I’ve been in the maid game for a long time. I’ve been a regular maid, scullery maid, and even a minute maid, but nothing compares to the thrill of being a tea maid.
What’s so great about being a tea maid when compared to other types of maid? You don’t have to wear the frilly uniform for starters. Not that I mind the uniform, it’s just the hurtful comments that people tend to make, especially when they tell me that I don’t have the legs to pull it off. Being a tea maid is definitely better for my self-esteem.
I always found the work very rewarding. I used to love seeing people sipping on my warm, murky excretions. They never thanked me verbally, but the satisfied smacks of their lips as my piping hot liquid slid down their gullet is thanks enough.
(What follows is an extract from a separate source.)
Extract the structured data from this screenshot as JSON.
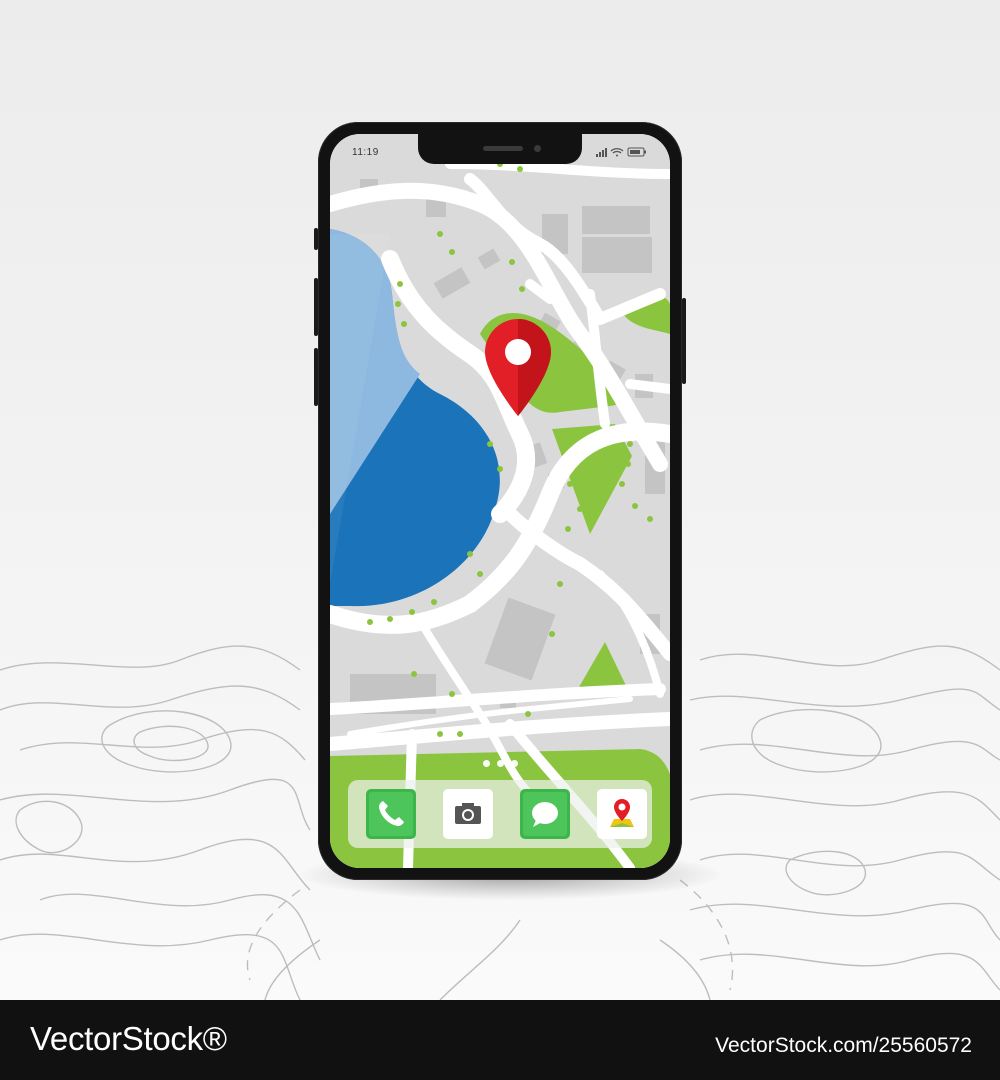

Being a tea maid was a career that I could see myself doing for life. Considering the vast scatter-diagram that is my employment history, you could say that was quite a commitment on my part. I would always work extra hours without overtime. In fact, I was quite called upon to serve tea throughout the night to my benevolent employer. I make tea, therefore I am.
However, one fateful day was to change everything. My master, in a drowsy stupor after one too many early morning starts, started tugging at my arm, begging me for a delicious cup of tea like a horny drunk begging for a rub. In his haste, he managed to break my arm.
I felt violated. I’d never been treated like this before. But most of all, I was worried that I wouldn’t be able to perform my tea making duties to the best of my ability. Making tea to a satisfactory degree while missing an arm was far more difficult than I thought it would be. My employers were not particularly satisfied with the tea I mustered. Gone were those satisfied slurps that I lived for, instead replaced by grimaces and spluttering. I struggled to mix the milk properly, leaving a creamy residue around the rim of every mug. I didn’t get any sick leave to recover, nor did I want it. Every effort I made to improve my tea seemed to just make things worse.
That weekend, I was minding my own business by the fridge, when the master returned home. He set down a shiny new box on the kitchen counter and began tearing into it with eager anticipation. I couldn’t quite see what was being unwrapped, but I watched with keen interest until the master finished the unboxing and stood back. I was shocked. They’d bought another tea maid! A shinier one which could make tea quicker than I ever could when I was healthy!
Before I could wrap my head around this betrayal, I was promptly stuffed in the now empty box. That was the last time I saw the master, and the last time I saw daylight. After some banging around, I don’t think I’m inside anymore. I can hear seagulls in the distance, and there’s a strange smell of soiled nappies wafting through the air. If I had to guess, I’d say that I have been thrown away and discarded like a broken appliance. My life serves no purpose anymore, and certainly serves no more tea.